Through award-winning research, the Elliott School of International Affairs strives to create knowledge, share wisdom, and inspire action. Together, our centers, institutes, and research initiatives and cross-disciplinary faculty combine in-depth analysis with practical applications to better address the future's most pressing global challenges.
Demographic demands and environmental challenges have raised the importance of sustainable cities to new heights. In this context, the latest edited volume from Elliott School Research Professor Robert W. Orttung comes at a critical time. Using a series of case studies, Capital Cities and Urban Sustainability takes a timely look at policies in key urban issue areas. Addressing sanitation, technology, contracting, and more, the volume features chapters from international scholars on a variety of cross-disciplinary topics. Ultimately, while recognizing cities’ leadership in sustainable practices, the publication also outlines how municipalities can better employ innovative policies to ensure a more sustainable future for all constituencies and across the globe. Don’t miss out on this book critics praise as “unique,” “conceptually stimulating,” and “data rich.” And definitely don’t skip the chapters contributed by Elliott School Professors Linda Yarr and Robert W. Orttung.

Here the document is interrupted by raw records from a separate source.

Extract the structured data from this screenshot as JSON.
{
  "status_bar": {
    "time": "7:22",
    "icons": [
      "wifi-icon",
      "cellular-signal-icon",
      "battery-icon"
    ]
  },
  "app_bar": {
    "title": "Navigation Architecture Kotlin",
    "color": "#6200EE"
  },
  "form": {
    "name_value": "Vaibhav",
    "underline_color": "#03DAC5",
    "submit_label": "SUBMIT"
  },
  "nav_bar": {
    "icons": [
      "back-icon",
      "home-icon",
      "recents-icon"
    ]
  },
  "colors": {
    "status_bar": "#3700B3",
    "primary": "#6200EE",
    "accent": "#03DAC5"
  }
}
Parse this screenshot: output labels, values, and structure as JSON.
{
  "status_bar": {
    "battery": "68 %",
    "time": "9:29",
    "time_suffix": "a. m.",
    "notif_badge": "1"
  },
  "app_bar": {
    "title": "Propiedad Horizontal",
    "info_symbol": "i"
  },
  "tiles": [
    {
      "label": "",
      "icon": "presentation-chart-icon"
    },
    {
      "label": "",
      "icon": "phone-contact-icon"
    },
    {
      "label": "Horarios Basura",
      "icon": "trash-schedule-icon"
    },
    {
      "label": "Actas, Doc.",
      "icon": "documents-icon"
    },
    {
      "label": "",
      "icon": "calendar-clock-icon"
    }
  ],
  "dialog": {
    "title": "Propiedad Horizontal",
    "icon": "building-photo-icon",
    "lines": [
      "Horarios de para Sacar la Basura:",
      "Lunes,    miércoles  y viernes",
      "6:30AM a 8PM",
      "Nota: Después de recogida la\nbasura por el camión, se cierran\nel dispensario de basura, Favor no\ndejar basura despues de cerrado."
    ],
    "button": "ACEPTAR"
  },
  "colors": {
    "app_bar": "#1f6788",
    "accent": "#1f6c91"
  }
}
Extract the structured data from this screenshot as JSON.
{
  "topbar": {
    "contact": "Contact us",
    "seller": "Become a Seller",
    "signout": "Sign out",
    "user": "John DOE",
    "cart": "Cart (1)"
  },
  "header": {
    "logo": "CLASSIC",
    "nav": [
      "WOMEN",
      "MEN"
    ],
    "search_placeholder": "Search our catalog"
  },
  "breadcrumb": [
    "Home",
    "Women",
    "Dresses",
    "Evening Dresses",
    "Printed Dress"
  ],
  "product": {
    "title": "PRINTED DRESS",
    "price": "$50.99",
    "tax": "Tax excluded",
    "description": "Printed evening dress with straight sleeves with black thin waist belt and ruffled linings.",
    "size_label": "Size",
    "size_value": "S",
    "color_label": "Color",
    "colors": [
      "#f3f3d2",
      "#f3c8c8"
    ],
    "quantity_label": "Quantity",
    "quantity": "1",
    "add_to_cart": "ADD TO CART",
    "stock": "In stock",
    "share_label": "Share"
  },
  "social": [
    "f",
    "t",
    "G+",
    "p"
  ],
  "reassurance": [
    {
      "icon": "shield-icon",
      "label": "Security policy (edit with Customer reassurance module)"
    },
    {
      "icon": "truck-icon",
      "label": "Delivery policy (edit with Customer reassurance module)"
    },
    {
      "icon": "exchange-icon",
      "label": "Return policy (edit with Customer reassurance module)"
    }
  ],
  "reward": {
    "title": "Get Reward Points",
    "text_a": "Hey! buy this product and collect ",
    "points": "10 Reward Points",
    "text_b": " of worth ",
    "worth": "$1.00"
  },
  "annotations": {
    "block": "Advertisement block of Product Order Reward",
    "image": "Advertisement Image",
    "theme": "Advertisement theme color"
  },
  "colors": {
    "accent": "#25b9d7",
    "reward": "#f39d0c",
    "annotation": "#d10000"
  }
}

Elliott School Associate Professor of International Affairs Paul D. Williams discusses this crucial question and more in new commentary published by War on the Rocks. Professor Williams brings substantial expertise to the subject. In 2018, he offered groundbreaking work on the African Union Mission in Somalia with his book: Fighting for Peace in Somalia: A History and Analysis of the African Union Mission (AMISOM), 2007-2017. Providing a holistic evaluation of this mission, the book is singular in its scope. It also cemented Williams as a leading voice on all things AMISOM. In subsequent pioneering research, published in February 2019 by the Journal of Strategic Studies, Williams shed new light on the international community’s eleven-year struggle to build the Somali National Army. Now, in “What Went Wrong with the Somali National Army,” Professor Williams analyzes why Somalia needs an army, what explains past failure, and how stakeholders can find a better way forward. Read the analysis in its entirety at War on the Rocks.
Award-Winning Faculty Publications